What we did not know at that time was that it was only a start for a rocket ship ride that will continue for decades. Garage48 turned into a worldwide movement. Over these years we’ve done 138 hackathons in 43 cities of 25 countries. Besides that, we’ve run co-working spaces, week-long student startup camps, idea days, corporate hackathons and various custom events.
We’ve touched tens of thousands of people across the world. Happy birthday, Garage48 – you’re a big girl now! It has been fun.
Digging out our initial project plan from 2010, it clearly defined the three goals Garage48 had:
– Developing the startup culture, promoting the message
– It’s easy to create web services, everyone can do it
– To connect people, network, startups-students-doers
Like it was said then: “The goal is to get in 48 hours from an idea to a working service and show, that to create a new and exciting thing from zero does not have to be time- or resource-intensive.”
It’s all still true today. Garage48 is one of the best ways in tech to network, learn, get out of your comfort zone and find companions to start world-changing companies with. As a founder, I am amazed every month of what the current team is doing.
We wouldn’t be here without you: the participants, mentors, volunteers, our team members, supporters, investors, media, the Estonian Startup Leaders Club we grew out from, all the dogs (hi Riki!) and others. Your love and support has kept us going and developing. There are just too many to mention any names. You’re all rockstars!

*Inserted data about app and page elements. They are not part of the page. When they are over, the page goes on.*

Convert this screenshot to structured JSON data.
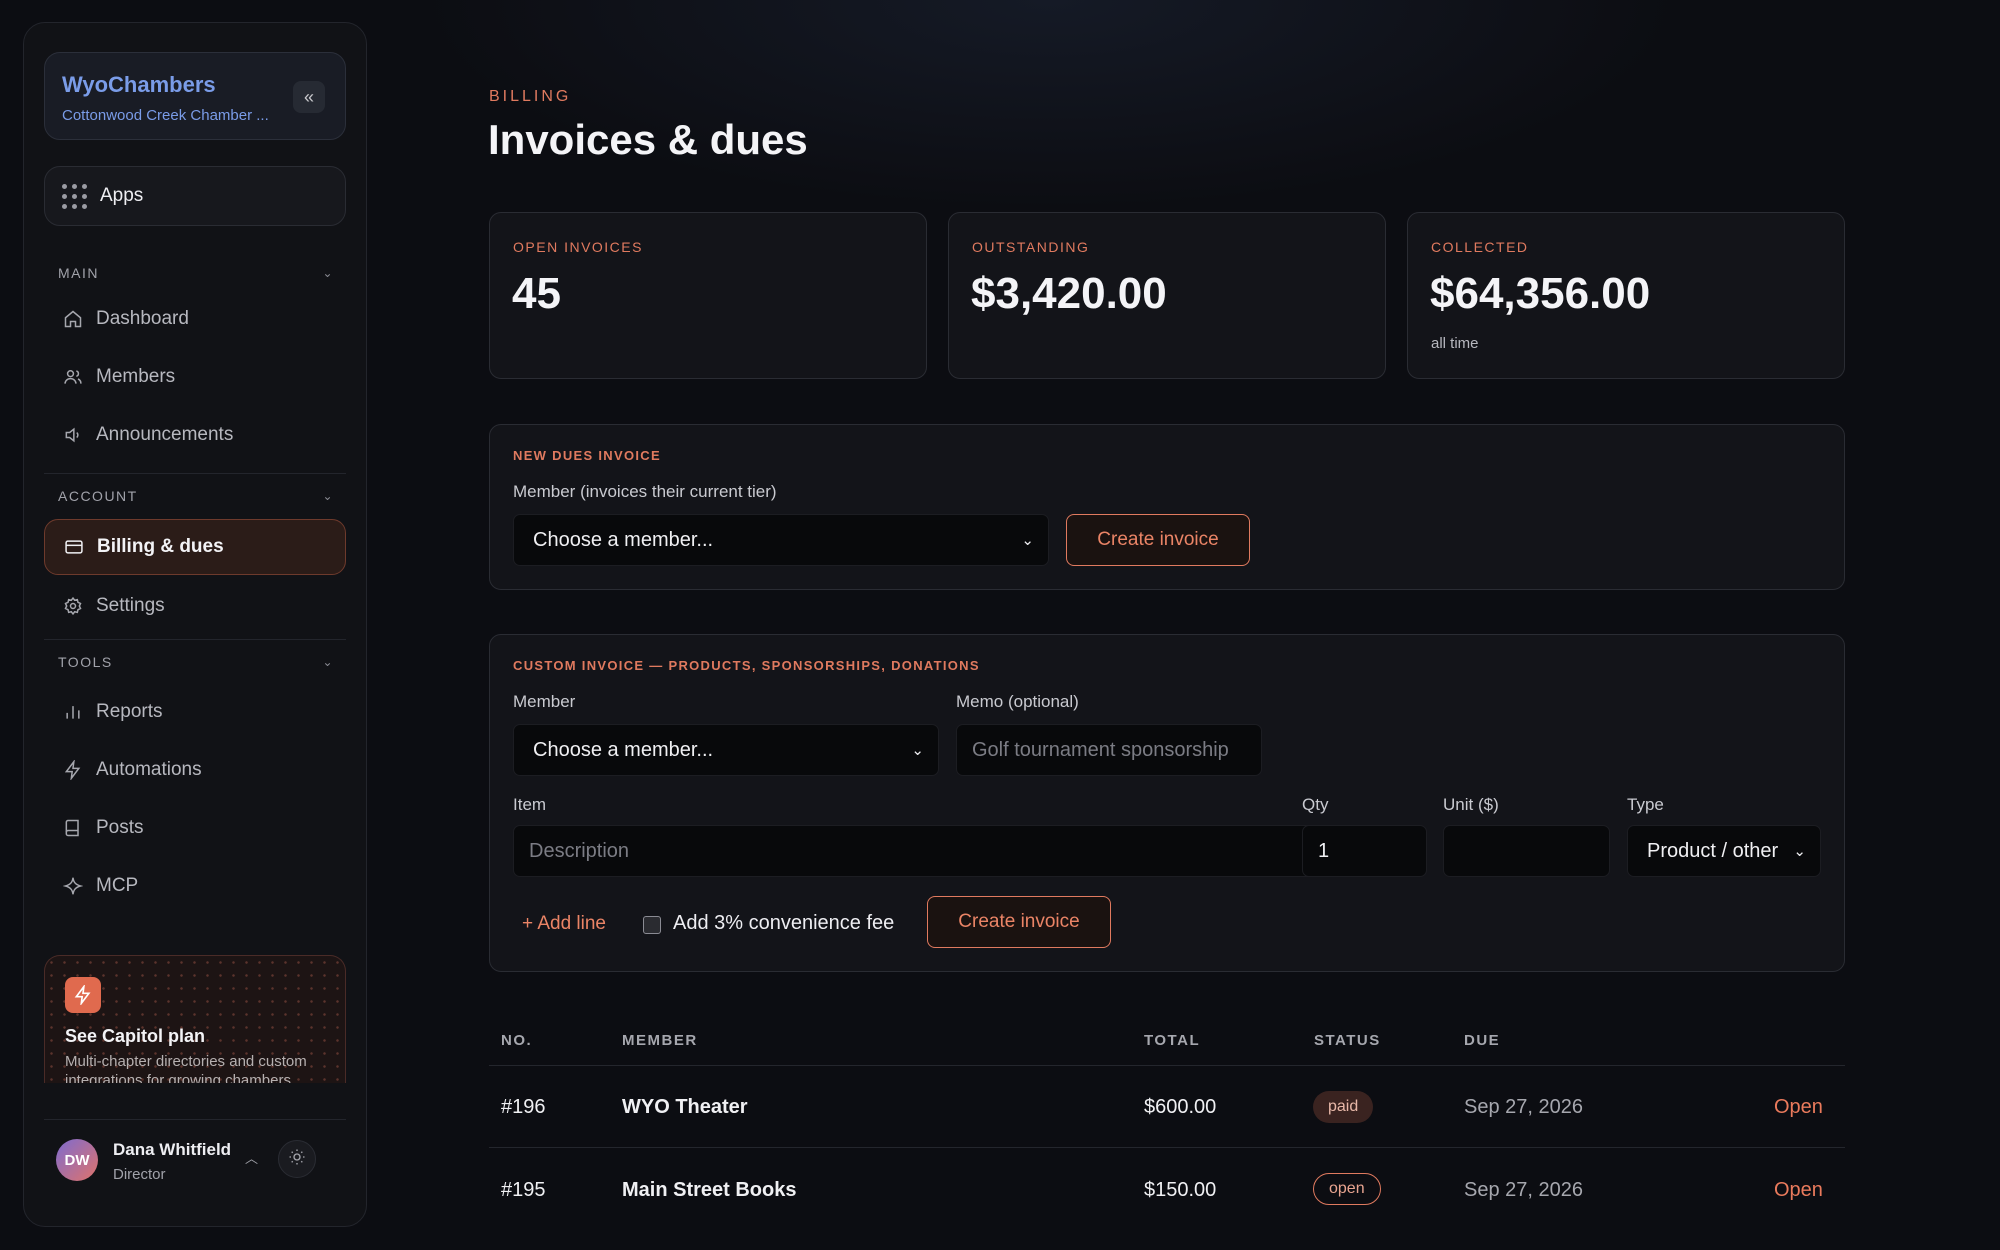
{
  "sidebar": {
    "brand_name": "WyoChambers",
    "brand_sub": "Cottonwood Creek Chamber ...",
    "apps_label": "Apps",
    "sections": {
      "main": "MAIN",
      "account": "ACCOUNT",
      "tools": "TOOLS"
    },
    "items": {
      "dashboard": "Dashboard",
      "members": "Members",
      "announcements": "Announcements",
      "billing": "Billing & dues",
      "settings": "Settings",
      "reports": "Reports",
      "automations": "Automations",
      "posts": "Posts",
      "mcp": "MCP"
    },
    "promo": {
      "title": "See Capitol plan",
      "desc": "Multi-chapter directories and custom integrations for growing chambers."
    },
    "user": {
      "initials": "DW",
      "name": "Dana Whitfield",
      "role": "Director"
    }
  },
  "header": {
    "eyebrow": "BILLING",
    "title": "Invoices & dues"
  },
  "stats": [
    {
      "label": "OPEN INVOICES",
      "value": "45",
      "note": ""
    },
    {
      "label": "OUTSTANDING",
      "value": "$3,420.00",
      "note": ""
    },
    {
      "label": "COLLECTED",
      "value": "$64,356.00",
      "note": "all time"
    }
  ],
  "dues_form": {
    "title": "NEW DUES INVOICE",
    "member_label": "Member (invoices their current tier)",
    "member_value": "Choose a member...",
    "create_label": "Create invoice"
  },
  "custom_form": {
    "title": "CUSTOM INVOICE — PRODUCTS, SPONSORSHIPS, DONATIONS",
    "member_label": "Member",
    "member_value": "Choose a member...",
    "memo_label": "Memo (optional)",
    "memo_placeholder": "Golf tournament sponsorship",
    "item_label": "Item",
    "item_placeholder": "Description",
    "qty_label": "Qty",
    "qty_value": "1",
    "unit_label": "Unit ($)",
    "unit_value": "",
    "type_label": "Type",
    "type_value": "Product / other",
    "add_line": "+ Add line",
    "fee_label": "Add 3% convenience fee",
    "create_label": "Create invoice"
  },
  "table": {
    "columns": [
      "NO.",
      "MEMBER",
      "TOTAL",
      "STATUS",
      "DUE"
    ],
    "rows": [
      {
        "no": "#196",
        "member": "WYO Theater",
        "total": "$600.00",
        "status": "paid",
        "due": "Sep 27, 2026",
        "action": "Open"
      },
      {
        "no": "#195",
        "member": "Main Street Books",
        "total": "$150.00",
        "status": "open",
        "due": "Sep 27, 2026",
        "action": "Open"
      }
    ]
  },
  "colors": {
    "accent": "#e07a5f",
    "brand": "#7a9ce8",
    "background": "#0c0d12"
  }
}
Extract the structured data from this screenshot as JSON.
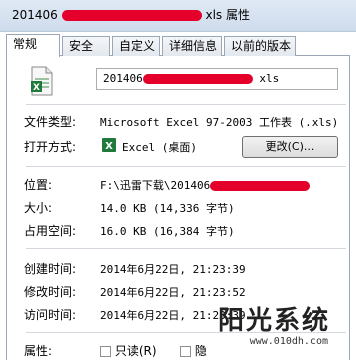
{
  "window": {
    "title_prefix": "201406",
    "title_suffix": "xls 属性"
  },
  "tabs": [
    {
      "label": "常规",
      "active": true
    },
    {
      "label": "安全"
    },
    {
      "label": "自定义"
    },
    {
      "label": "详细信息"
    },
    {
      "label": "以前的版本"
    }
  ],
  "general": {
    "file_name_prefix": "201406",
    "file_name_suffix": "xls",
    "file_type_label": "文件类型:",
    "file_type_value": "Microsoft Excel 97-2003 工作表 (.xls)",
    "open_with_label": "打开方式:",
    "open_with_value": "Excel (桌面)",
    "change_button": "更改(C)...",
    "location_label": "位置:",
    "location_value": "F:\\迅雷下载\\201406",
    "size_label": "大小:",
    "size_value": "14.0 KB (14,336 字节)",
    "disk_size_label": "占用空间:",
    "disk_size_value": "16.0 KB (16,384 字节)",
    "created_label": "创建时间:",
    "created_value": "2014年6月22日, 21:23:39",
    "modified_label": "修改时间:",
    "modified_value": "2014年6月22日, 21:23:52",
    "accessed_label": "访问时间:",
    "accessed_value": "2014年6月22日, 21:23:39",
    "attributes_label": "属性:",
    "readonly_label": "只读(R)",
    "hidden_label": "隐"
  },
  "watermark": {
    "brand": "阳光系统",
    "url": "www.010dh.com"
  },
  "colors": {
    "redaction": "#e4002b",
    "excel_green": "#1f7a3c"
  }
}
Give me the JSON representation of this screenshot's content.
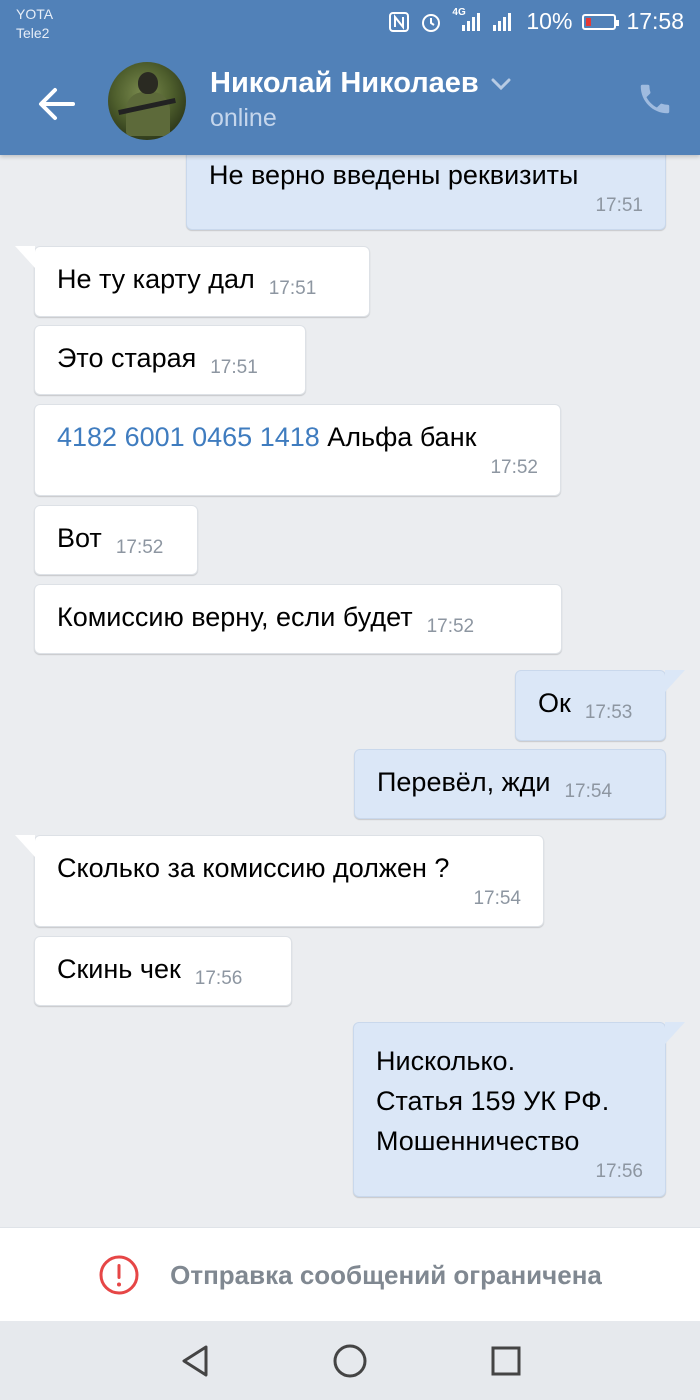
{
  "status_bar": {
    "carrier_1": "YOTA",
    "carrier_2": "Tele2",
    "signal_text": "4G",
    "battery": "10%",
    "time": "17:58"
  },
  "header": {
    "contact_name": "Николай Николаев",
    "contact_status": "online"
  },
  "messages": [
    {
      "dir": "out",
      "text": "Не верно введены реквизиты",
      "time": "17:51"
    },
    {
      "dir": "in",
      "text": "Не ту карту дал",
      "time": "17:51"
    },
    {
      "dir": "in",
      "text": "Это старая",
      "time": "17:51"
    },
    {
      "dir": "in",
      "card": "4182 6001 0465 1418",
      "text": " Альфа банк",
      "time": "17:52"
    },
    {
      "dir": "in",
      "text": "Вот",
      "time": "17:52"
    },
    {
      "dir": "in",
      "text": "Комиссию верну, если будет",
      "time": "17:52"
    },
    {
      "dir": "out",
      "text": "Ок",
      "time": "17:53"
    },
    {
      "dir": "out",
      "text": "Перевёл, жди",
      "time": "17:54"
    },
    {
      "dir": "in",
      "text": "Сколько за комиссию должен ?",
      "time": "17:54"
    },
    {
      "dir": "in",
      "text": "Скинь чек",
      "time": "17:56"
    },
    {
      "dir": "out",
      "lines": [
        "Нисколько.",
        "Статья 159 УК РФ.",
        "Мошенничество"
      ],
      "time": "17:56"
    }
  ],
  "footer": {
    "restricted_text": "Отправка сообщений ограничена"
  },
  "colors": {
    "header": "#5181b8",
    "incoming_bubble": "#ffffff",
    "outgoing_bubble": "#dbe7f7",
    "link": "#3f7cbf",
    "warning": "#e64646"
  },
  "icons": {
    "back": "arrow-left-icon",
    "call": "phone-icon",
    "warning": "exclamation-circle-icon",
    "nav_back": "triangle-back-icon",
    "nav_home": "circle-home-icon",
    "nav_recent": "square-recent-icon"
  }
}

Big bow and hugs – thank you all! It truly has been an international community effort to make the world more innovative and people aspire for making something great happen.
Looking into the original Skype chat archives from January 2010, what made it all work from day one was the founders team that we immediately assembled: me, Rain, Ragnar, Martin, Priit and Asko, with initial help from Tarvo. We were a startup ourselves and that mix of characters made us successful. We were also hungry to prove that instead of discussing ideas we and our participants should just f***ing do it. That worked.
The fun part I did not remember from the chats were our ambitions. Like we then wrote internally in chats: we still believe at least 30 people would be interested. So let’s aim higher: at 50 people! Even 30 was a stretch target – initially we said that if 10 of our founders show up, that’s nice tooLittle did we know then about the interest …
Having a quick look at the participant list of the first hackathon (sorry, in Estonian only) it’s nice to see that around half of the participants are still very active in the tech and startup scene. Around 20% are or have been successful startup founders and leaders. Many others have become top-level designers, developers or marketeers. Markus Villig, who then joined us as a 16-year old schoolkid is now the CEO of Bolt, one of many Estonian unicorns. The connections built then are still strong. That was our goal – to build a community, a strong network. We succeeded.
The icing on our birthday cake has been the global Hack the Crisis movement built on top of our hackathons experience and our mentors and volunteers network. The just finished Global Hack event drew over 10 thousand participants from all over the world to create hundreds of new solutions to solve the crisis. Again, the value of the network we’ve built there is what matters for people to continue making world a better place.
Upwards and onwards, Garage48! Let’s see where you’ll be in 2030. We have no idea. That’s what makes it fun. Forever, stay a startup!
P.S. Our current CEO Mari who has taken Garage48 to new heights did her re-cap already back in January, please read it here.
The original article by Garage48's Co-Founder Jüri Kaljundi can be found here